FLASHBACK FRIDAY: THE GOLDEN MADRASA
The Golden Madrasa or College of Tilla-Kori was built by Samarkand ruler Yalangtush Bakhadur in the 1650s to house and teach the best and brightest students of his realm. It stands at the center of the wondrous Registan public square complex of the Silk Road oasis city of Samarkand, known to the ancient Greeks as Marakanda.
It was centuries old when Alexander conquered it in 329 BC. For a thousand years as Central Asia’s great entrepot on the Silk Road between China and the Mediterranean, it was a cosmopolitan center for Hinduism, Buddhism, Judaism, Zoroastrianism, and Nestorian Christianity. Incorporated into the Islamic world in the 700s, sacked by Genghiz Khan in 1220, rebuilt by the time Marco Polo in 1272 described it as “a large and splendid city,” Tamerlane made it his capital in 1370.
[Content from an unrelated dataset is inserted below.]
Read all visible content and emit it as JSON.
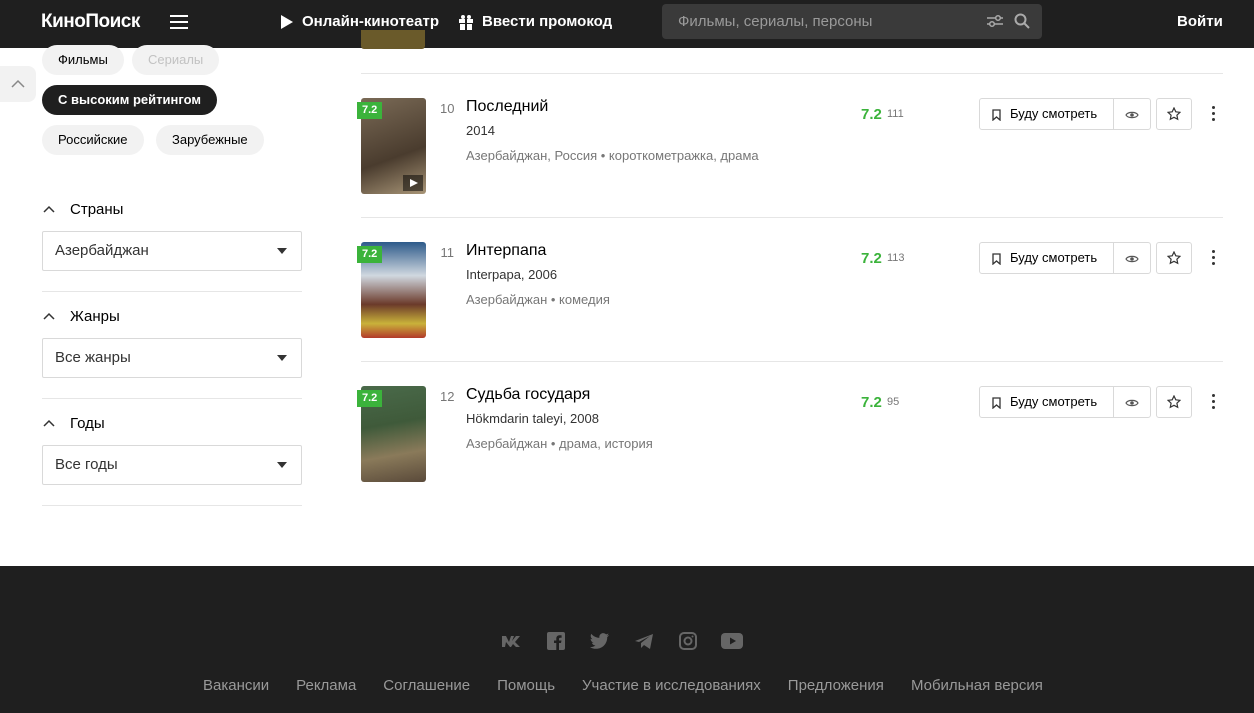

I was first in Samarkand to stand astonished at the Registan in 1963. Seeing it now, far more impressively preserved than in the Soviet days, made me gasp – especially how Tilla-Kori is once again lavishly decorated with gold. You’ll gasp too should you ever be fortunate enough to come here. (Glimpses of Our Breathtaking World #223 photo ©Jack Wheeler)